* Task to carry out
Answer with a single number, the count of lines in the material below that contain the word "Programas".

* Record extracts
■ ■ ■

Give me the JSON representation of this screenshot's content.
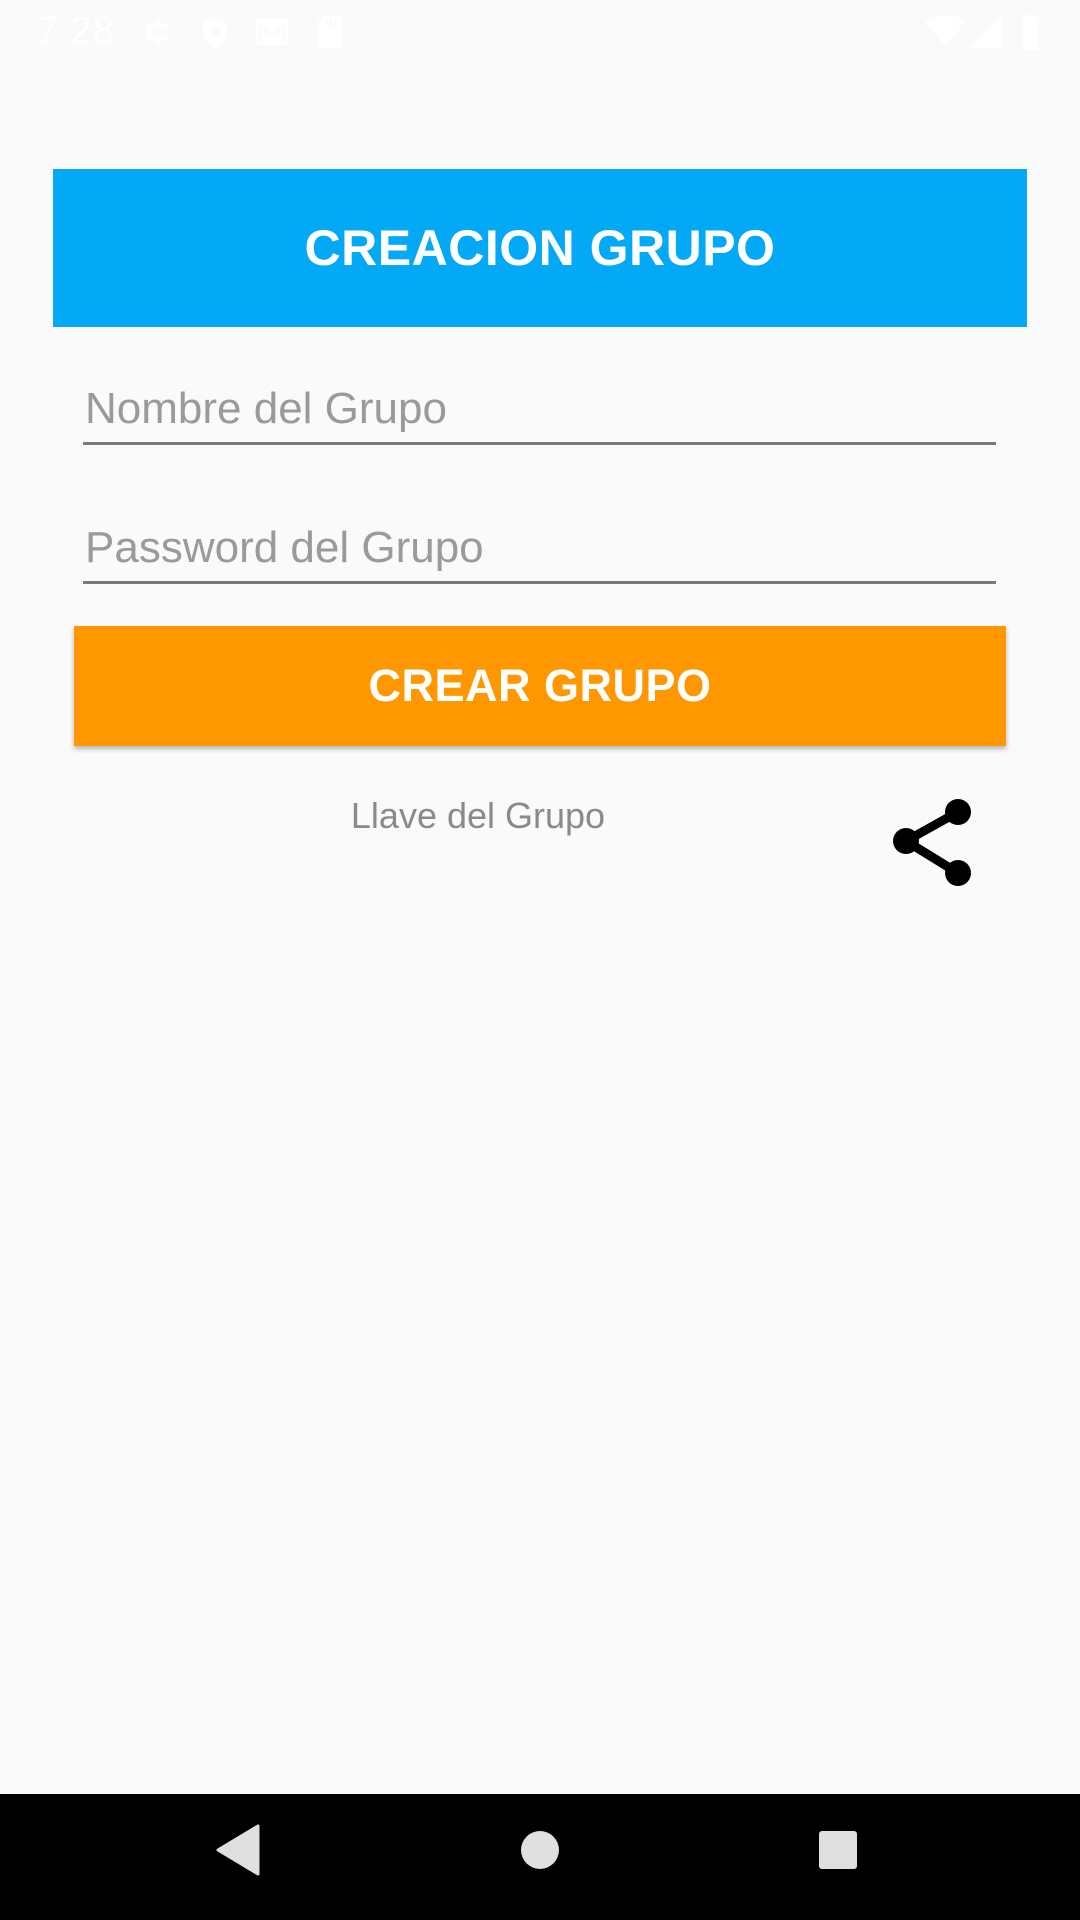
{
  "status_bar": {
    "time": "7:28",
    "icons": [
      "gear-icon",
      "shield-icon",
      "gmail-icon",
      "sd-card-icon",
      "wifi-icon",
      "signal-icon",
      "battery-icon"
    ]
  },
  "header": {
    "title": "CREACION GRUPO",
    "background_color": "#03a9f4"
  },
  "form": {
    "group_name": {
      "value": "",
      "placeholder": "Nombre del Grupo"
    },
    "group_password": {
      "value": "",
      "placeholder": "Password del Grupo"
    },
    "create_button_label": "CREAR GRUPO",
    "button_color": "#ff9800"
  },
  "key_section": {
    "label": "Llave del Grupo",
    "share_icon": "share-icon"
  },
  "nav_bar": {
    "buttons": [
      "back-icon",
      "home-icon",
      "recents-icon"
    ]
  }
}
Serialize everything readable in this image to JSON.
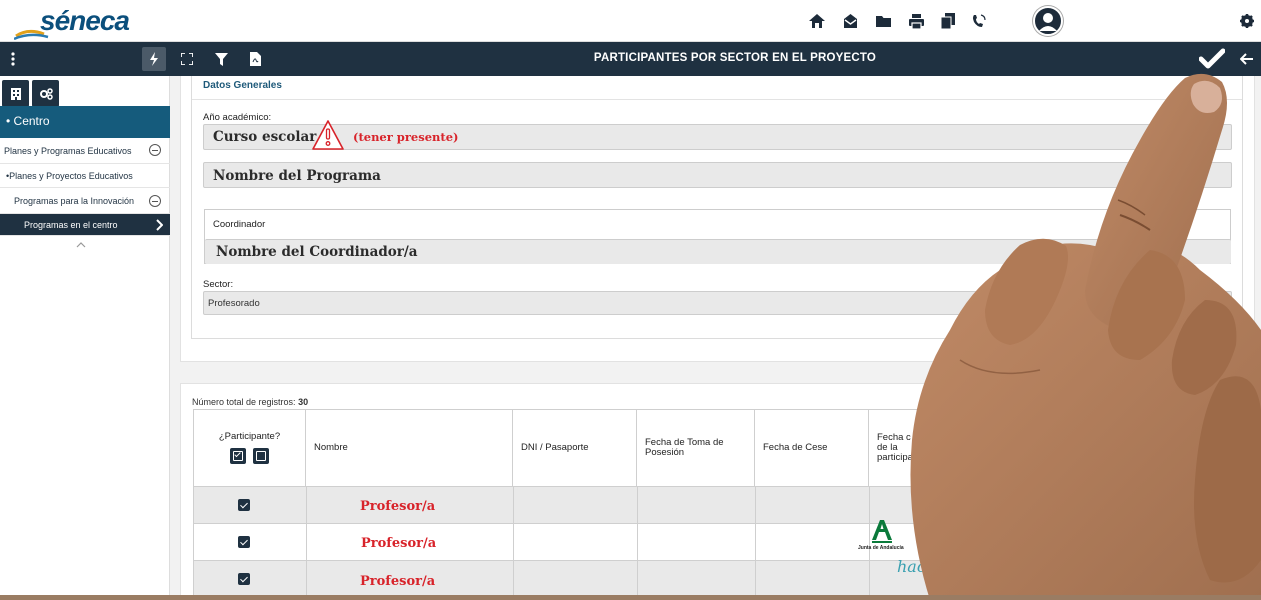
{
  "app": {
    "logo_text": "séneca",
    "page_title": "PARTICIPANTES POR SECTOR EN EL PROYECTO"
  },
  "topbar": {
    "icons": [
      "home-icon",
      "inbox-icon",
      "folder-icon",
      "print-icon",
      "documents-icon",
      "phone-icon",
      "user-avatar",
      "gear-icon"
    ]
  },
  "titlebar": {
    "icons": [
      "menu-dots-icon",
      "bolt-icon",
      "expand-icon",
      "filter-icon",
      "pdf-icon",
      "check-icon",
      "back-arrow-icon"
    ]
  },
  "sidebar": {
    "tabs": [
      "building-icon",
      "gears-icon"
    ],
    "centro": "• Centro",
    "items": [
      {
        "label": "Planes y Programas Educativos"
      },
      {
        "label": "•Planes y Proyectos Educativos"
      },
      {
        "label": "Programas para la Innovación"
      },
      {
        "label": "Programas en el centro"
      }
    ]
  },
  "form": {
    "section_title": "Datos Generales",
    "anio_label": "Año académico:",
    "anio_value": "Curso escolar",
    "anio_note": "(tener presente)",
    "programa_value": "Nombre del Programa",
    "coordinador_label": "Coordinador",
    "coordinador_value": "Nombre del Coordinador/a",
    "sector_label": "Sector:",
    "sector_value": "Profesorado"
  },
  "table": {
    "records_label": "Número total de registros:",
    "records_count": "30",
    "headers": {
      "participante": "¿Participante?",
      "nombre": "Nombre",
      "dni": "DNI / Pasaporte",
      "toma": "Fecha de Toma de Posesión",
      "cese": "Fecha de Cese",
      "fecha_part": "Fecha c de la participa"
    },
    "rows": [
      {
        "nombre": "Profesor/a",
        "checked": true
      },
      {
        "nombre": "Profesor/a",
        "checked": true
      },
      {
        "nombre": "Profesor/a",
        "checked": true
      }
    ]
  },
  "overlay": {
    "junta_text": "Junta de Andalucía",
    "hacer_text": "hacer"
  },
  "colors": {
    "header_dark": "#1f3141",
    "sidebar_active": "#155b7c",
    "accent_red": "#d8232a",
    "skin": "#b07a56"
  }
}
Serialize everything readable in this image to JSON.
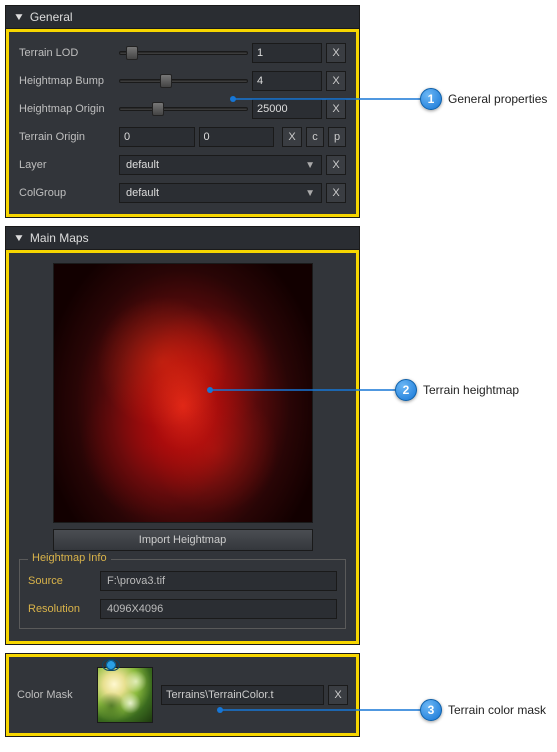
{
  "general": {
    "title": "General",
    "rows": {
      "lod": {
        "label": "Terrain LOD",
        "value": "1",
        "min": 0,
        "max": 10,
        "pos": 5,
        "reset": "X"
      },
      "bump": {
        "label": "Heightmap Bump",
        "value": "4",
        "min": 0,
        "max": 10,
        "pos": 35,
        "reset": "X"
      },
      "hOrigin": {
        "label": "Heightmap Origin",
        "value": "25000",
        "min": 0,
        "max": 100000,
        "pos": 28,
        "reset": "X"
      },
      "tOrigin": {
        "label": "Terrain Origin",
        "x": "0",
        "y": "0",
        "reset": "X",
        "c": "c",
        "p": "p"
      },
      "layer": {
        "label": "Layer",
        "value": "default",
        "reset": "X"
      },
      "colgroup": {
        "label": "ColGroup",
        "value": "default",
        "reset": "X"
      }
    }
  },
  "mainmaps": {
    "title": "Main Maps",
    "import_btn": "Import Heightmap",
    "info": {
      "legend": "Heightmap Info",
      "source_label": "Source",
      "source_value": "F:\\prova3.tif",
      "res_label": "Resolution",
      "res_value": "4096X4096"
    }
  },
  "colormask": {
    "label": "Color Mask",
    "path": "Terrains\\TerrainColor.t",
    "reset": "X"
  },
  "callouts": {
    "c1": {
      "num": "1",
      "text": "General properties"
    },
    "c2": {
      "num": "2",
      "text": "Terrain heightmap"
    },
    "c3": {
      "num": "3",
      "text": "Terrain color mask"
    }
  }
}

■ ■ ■

* Solution to this problem
3